(Records contained in a dataset)
++++++

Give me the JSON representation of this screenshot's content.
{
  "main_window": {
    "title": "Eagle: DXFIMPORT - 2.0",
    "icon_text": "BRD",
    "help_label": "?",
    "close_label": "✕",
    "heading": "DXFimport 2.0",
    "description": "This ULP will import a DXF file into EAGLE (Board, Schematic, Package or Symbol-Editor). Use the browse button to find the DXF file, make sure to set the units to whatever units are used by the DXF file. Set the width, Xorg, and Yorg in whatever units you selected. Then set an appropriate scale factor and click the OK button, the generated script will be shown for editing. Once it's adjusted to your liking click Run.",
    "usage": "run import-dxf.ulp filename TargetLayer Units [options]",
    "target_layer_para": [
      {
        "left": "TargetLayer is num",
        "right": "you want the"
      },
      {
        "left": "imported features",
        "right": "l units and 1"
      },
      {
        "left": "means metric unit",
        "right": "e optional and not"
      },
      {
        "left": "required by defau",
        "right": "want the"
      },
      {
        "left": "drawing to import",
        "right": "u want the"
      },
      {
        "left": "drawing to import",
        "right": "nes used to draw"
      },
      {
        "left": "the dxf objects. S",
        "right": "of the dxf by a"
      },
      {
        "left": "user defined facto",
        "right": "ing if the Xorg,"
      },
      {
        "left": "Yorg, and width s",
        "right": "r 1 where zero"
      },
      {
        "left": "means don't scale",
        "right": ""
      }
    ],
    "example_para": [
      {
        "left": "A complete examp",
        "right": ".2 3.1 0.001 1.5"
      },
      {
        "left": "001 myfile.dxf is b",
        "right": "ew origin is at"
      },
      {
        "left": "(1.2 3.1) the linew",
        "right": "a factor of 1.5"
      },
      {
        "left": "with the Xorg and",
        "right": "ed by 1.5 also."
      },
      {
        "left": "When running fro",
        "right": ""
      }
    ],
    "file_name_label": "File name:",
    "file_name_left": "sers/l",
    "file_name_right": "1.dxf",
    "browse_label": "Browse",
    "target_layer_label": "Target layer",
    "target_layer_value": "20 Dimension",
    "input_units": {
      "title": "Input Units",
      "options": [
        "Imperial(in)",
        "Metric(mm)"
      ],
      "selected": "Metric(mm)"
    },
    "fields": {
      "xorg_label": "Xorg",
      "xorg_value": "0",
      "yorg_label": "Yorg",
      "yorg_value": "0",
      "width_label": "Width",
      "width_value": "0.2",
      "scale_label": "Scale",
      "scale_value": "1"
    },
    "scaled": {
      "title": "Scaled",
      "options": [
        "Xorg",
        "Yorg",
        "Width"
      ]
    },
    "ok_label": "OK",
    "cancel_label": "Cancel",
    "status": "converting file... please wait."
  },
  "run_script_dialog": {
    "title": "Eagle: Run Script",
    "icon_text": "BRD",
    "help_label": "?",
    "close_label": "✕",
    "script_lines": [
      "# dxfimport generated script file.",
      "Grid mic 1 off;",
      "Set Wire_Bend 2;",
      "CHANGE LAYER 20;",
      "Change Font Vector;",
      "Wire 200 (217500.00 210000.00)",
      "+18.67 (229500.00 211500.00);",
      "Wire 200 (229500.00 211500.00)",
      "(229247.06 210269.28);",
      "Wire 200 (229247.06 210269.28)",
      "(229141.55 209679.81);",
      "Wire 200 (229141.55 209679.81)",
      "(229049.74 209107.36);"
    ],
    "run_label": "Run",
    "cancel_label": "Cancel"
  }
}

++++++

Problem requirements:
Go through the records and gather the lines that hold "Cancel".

Answer:
    "cancel_label": "Cancel",
    "cancel_label": "Cancel"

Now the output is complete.